● WHAT YOU WILL DO: Please copy each line of the records below that includes the word "vinduer".

● EXERCISE DATA:
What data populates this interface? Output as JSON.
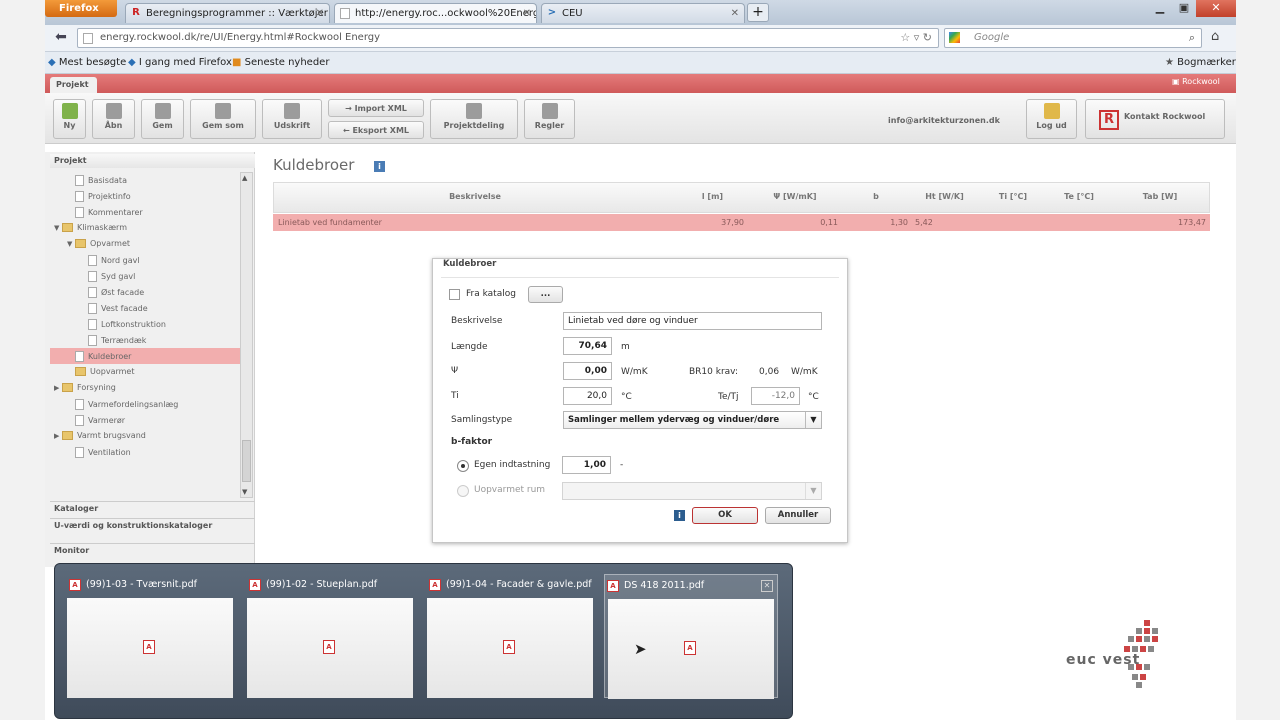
{
  "browser": {
    "firefox_button": "Firefox",
    "tabs": [
      {
        "label": "Beregningsprogrammer :: Værktøjer :...",
        "favicon": "R"
      },
      {
        "label": "http://energy.roc...ockwool%20Energy",
        "favicon": ""
      },
      {
        "label": "CEU",
        "favicon": ">"
      }
    ],
    "new_tab": "+",
    "url": "energy.rockwool.dk/re/UI/Energy.html#Rockwool Energy",
    "search_placeholder": "Google",
    "bookmarks": [
      "Mest besøgte",
      "I gang med Firefox",
      "Seneste nyheder"
    ],
    "bookmarks_menu": "Bogmærker"
  },
  "app": {
    "top_tab": "Projekt",
    "brand_top": "Rockwool",
    "toolbar": {
      "buttons": [
        "Ny",
        "Åbn",
        "Gem",
        "Gem som",
        "Udskrift"
      ],
      "import_xml": "Import XML",
      "export_xml": "Eksport XML",
      "project_share": "Projektdeling",
      "rules": "Regler",
      "email": "info@arkitekturzonen.dk",
      "logout": "Log ud",
      "contact": "Kontakt Rockwool"
    },
    "sidebar": {
      "header": "Projekt",
      "items": [
        {
          "label": "Basisdata",
          "type": "page",
          "indent": 1
        },
        {
          "label": "Projektinfo",
          "type": "page",
          "indent": 1
        },
        {
          "label": "Kommentarer",
          "type": "page",
          "indent": 1
        },
        {
          "label": "Klimaskærm",
          "type": "folder",
          "indent": 0
        },
        {
          "label": "Opvarmet",
          "type": "folder",
          "indent": 1
        },
        {
          "label": "Nord gavl",
          "type": "page",
          "indent": 2
        },
        {
          "label": "Syd gavl",
          "type": "page",
          "indent": 2
        },
        {
          "label": "Øst facade",
          "type": "page",
          "indent": 2
        },
        {
          "label": "Vest facade",
          "type": "page",
          "indent": 2
        },
        {
          "label": "Loftkonstruktion",
          "type": "page",
          "indent": 2
        },
        {
          "label": "Terrændæk",
          "type": "page",
          "indent": 2
        },
        {
          "label": "Kuldebroer",
          "type": "page",
          "indent": 1,
          "selected": true
        },
        {
          "label": "Uopvarmet",
          "type": "folder",
          "indent": 1
        },
        {
          "label": "Forsyning",
          "type": "folder",
          "indent": 0
        },
        {
          "label": "Varmefordelingsanlæg",
          "type": "page",
          "indent": 1
        },
        {
          "label": "Varmerør",
          "type": "page",
          "indent": 1
        },
        {
          "label": "Varmt brugsvand",
          "type": "folder",
          "indent": 0
        },
        {
          "label": "Ventilation",
          "type": "page",
          "indent": 1
        }
      ],
      "sections": [
        "Kataloger",
        "U-værdi og konstruktionskataloger",
        "Monitor"
      ]
    },
    "main": {
      "title": "Kuldebroer",
      "columns": [
        "Beskrivelse",
        "l [m]",
        "Ψ [W/mK]",
        "b",
        "Ht [W/K]",
        "Ti [°C]",
        "Te [°C]",
        "Tab [W]"
      ],
      "row": [
        "Linietab ved fundamenter",
        "37,90",
        "0,11",
        "1,30",
        "5,42",
        "",
        "",
        "173,47"
      ]
    }
  },
  "dialog": {
    "title": "Kuldebroer",
    "fra_katalog": "Fra katalog",
    "katalog_btn": "...",
    "beskrivelse_label": "Beskrivelse",
    "beskrivelse_value": "Linietab ved døre og vinduer",
    "laengde_label": "Længde",
    "laengde_value": "70,64",
    "laengde_unit": "m",
    "psi_label": "Ψ",
    "psi_value": "0,00",
    "psi_unit": "W/mK",
    "br10_label": "BR10 krav:",
    "br10_value": "0,06",
    "br10_unit": "W/mK",
    "ti_label": "Ti",
    "ti_value": "20,0",
    "ti_unit": "°C",
    "tetj_label": "Te/Tj",
    "tetj_value": "-12,0",
    "tetj_unit": "°C",
    "samling_label": "Samlingstype",
    "samling_value": "Samlinger mellem ydervæg og vinduer/døre",
    "bfaktor_label": "b-faktor",
    "egen_label": "Egen indtastning",
    "egen_value": "1,00",
    "egen_unit": "-",
    "uopvarmet_label": "Uopvarmet rum",
    "ok": "OK",
    "cancel": "Annuller"
  },
  "taskbar": {
    "previews": [
      "(99)1-03 - Tværsnit.pdf",
      "(99)1-02 - Stueplan.pdf",
      "(99)1-04 - Facader & gavle.pdf",
      "DS 418 2011.pdf"
    ]
  },
  "logo": "euc  vest"
}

● YOUR RESPONSE:
    "beskrivelse_value": "Linietab ved døre og vinduer",
    "samling_value": "Samlinger mellem ydervæg og vinduer/døre",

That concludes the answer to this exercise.